> [Activity]: Where does the word "helm" show up in the records? Copy every line that holds it.

START Dataset entries

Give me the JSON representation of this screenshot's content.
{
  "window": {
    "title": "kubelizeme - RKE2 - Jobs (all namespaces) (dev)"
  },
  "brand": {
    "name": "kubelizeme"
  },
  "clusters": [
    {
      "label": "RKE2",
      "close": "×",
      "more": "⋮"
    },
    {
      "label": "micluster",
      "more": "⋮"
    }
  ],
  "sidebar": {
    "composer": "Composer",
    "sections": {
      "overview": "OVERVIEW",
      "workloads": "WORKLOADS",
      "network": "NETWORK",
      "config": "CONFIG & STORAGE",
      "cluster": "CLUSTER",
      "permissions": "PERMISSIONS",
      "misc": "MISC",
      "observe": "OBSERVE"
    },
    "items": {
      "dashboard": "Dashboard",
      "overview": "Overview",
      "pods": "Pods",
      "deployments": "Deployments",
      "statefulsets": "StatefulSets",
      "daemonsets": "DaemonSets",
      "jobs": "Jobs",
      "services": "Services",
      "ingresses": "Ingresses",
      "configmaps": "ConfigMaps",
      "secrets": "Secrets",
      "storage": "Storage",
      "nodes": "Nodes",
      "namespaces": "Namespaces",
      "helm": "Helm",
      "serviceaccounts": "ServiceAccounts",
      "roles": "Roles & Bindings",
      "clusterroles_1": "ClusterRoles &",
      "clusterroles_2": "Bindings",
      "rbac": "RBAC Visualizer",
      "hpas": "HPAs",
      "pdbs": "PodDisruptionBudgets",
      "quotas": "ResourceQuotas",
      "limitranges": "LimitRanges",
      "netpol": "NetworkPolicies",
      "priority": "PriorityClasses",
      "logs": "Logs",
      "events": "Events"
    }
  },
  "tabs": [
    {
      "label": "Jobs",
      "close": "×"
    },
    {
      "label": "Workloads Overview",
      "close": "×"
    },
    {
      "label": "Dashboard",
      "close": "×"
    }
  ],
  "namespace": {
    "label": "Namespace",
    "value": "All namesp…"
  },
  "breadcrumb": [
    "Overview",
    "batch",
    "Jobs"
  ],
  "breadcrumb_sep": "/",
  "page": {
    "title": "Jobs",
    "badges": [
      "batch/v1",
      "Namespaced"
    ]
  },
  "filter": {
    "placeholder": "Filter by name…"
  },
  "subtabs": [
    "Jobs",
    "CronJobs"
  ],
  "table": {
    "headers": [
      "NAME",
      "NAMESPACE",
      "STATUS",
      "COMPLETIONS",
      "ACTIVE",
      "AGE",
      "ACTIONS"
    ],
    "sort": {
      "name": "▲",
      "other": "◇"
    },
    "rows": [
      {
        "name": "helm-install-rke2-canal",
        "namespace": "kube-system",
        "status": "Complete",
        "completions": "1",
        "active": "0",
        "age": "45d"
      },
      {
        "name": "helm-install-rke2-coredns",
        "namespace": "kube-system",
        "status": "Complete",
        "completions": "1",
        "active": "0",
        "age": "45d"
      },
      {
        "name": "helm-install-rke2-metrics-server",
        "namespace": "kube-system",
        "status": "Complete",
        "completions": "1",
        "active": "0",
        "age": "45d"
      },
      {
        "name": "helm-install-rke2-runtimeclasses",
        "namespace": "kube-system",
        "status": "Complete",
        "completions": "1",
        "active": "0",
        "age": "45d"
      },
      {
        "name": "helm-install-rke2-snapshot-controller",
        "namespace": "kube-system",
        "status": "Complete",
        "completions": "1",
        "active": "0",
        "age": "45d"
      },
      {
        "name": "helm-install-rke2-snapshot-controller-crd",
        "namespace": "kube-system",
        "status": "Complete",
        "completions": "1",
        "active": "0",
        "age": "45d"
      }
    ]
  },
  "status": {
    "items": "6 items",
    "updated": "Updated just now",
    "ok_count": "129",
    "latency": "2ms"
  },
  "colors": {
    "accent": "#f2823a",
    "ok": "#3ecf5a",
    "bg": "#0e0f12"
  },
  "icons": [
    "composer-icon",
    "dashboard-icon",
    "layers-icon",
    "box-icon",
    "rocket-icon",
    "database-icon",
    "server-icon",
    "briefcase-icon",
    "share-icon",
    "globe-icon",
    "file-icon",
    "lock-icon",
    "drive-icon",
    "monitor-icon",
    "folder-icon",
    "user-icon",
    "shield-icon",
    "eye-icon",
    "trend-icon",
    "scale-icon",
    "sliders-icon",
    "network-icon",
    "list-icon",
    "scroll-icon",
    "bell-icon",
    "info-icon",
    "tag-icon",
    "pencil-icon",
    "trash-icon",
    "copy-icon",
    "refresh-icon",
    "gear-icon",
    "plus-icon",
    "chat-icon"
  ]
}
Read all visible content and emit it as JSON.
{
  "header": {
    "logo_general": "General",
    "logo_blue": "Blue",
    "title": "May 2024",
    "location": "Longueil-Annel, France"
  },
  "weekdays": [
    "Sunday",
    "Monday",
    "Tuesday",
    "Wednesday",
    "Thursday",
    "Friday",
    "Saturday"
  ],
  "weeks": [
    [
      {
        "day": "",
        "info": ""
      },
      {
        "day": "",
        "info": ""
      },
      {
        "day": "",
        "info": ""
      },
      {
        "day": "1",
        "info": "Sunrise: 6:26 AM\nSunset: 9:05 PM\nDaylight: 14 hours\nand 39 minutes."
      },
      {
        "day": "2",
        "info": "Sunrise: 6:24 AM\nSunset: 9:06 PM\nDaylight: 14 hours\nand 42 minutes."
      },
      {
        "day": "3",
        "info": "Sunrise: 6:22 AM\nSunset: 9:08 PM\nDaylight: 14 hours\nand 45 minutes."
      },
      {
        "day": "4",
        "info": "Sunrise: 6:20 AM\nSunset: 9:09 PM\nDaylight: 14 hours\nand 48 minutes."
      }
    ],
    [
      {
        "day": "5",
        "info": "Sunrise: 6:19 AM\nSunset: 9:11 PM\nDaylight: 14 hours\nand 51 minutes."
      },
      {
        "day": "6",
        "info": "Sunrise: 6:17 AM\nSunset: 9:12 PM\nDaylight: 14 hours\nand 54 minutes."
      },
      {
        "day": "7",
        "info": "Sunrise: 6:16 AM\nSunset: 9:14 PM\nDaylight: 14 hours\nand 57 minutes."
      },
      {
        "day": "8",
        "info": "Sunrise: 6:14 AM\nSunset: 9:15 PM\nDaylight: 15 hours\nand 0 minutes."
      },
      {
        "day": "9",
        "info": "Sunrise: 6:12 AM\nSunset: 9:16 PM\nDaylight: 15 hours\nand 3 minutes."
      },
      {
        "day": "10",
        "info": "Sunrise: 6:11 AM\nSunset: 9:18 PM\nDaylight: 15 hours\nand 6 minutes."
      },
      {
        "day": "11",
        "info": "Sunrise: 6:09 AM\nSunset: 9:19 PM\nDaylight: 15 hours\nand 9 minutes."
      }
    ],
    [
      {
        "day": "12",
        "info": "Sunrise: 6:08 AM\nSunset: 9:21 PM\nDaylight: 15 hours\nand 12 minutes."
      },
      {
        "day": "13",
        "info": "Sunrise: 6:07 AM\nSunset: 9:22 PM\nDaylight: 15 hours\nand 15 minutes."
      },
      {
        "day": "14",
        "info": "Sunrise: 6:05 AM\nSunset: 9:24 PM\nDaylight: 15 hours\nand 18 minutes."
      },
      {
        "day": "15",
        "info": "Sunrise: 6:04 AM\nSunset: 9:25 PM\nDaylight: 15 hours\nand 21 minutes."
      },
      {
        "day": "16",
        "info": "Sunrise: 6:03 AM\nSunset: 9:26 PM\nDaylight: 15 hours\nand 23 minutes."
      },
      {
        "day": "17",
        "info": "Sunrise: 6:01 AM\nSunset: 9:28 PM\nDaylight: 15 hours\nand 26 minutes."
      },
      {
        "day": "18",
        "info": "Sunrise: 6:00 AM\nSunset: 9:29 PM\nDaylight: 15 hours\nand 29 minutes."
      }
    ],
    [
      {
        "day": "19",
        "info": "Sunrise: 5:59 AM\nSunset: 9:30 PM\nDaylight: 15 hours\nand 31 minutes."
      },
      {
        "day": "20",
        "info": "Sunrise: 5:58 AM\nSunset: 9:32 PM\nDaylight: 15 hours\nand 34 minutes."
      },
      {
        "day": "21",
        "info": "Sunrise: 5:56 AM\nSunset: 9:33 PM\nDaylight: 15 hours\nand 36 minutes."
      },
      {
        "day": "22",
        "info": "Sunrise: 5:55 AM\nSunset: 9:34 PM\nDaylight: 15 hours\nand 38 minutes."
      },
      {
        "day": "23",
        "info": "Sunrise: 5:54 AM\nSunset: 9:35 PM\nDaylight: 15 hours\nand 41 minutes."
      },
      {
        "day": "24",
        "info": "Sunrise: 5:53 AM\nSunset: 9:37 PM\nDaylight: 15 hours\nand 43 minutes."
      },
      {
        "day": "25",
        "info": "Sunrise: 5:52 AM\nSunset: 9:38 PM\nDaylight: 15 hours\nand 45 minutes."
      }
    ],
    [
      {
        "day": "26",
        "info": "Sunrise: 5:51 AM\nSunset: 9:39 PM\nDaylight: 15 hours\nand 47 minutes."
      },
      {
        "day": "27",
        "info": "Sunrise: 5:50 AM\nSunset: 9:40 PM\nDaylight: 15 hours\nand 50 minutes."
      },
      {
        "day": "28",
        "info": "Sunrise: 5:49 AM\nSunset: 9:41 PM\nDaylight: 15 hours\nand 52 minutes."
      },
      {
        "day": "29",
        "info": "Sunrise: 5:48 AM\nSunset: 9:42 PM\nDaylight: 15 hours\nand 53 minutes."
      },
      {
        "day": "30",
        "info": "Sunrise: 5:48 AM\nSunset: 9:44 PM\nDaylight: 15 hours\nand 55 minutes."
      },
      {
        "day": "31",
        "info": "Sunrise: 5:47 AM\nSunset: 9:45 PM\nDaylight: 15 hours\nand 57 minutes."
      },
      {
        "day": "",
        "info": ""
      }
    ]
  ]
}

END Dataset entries

> [Reply]:
      "helm": "Helm",
        "name": "helm-install-rke2-canal",
        "name": "helm-install-rke2-coredns",
        "name": "helm-install-rke2-metrics-server",
        "name": "helm-install-rke2-runtimeclasses",
        "name": "helm-install-rke2-snapshot-controller",
        "name": "helm-install-rke2-snapshot-controller-crd",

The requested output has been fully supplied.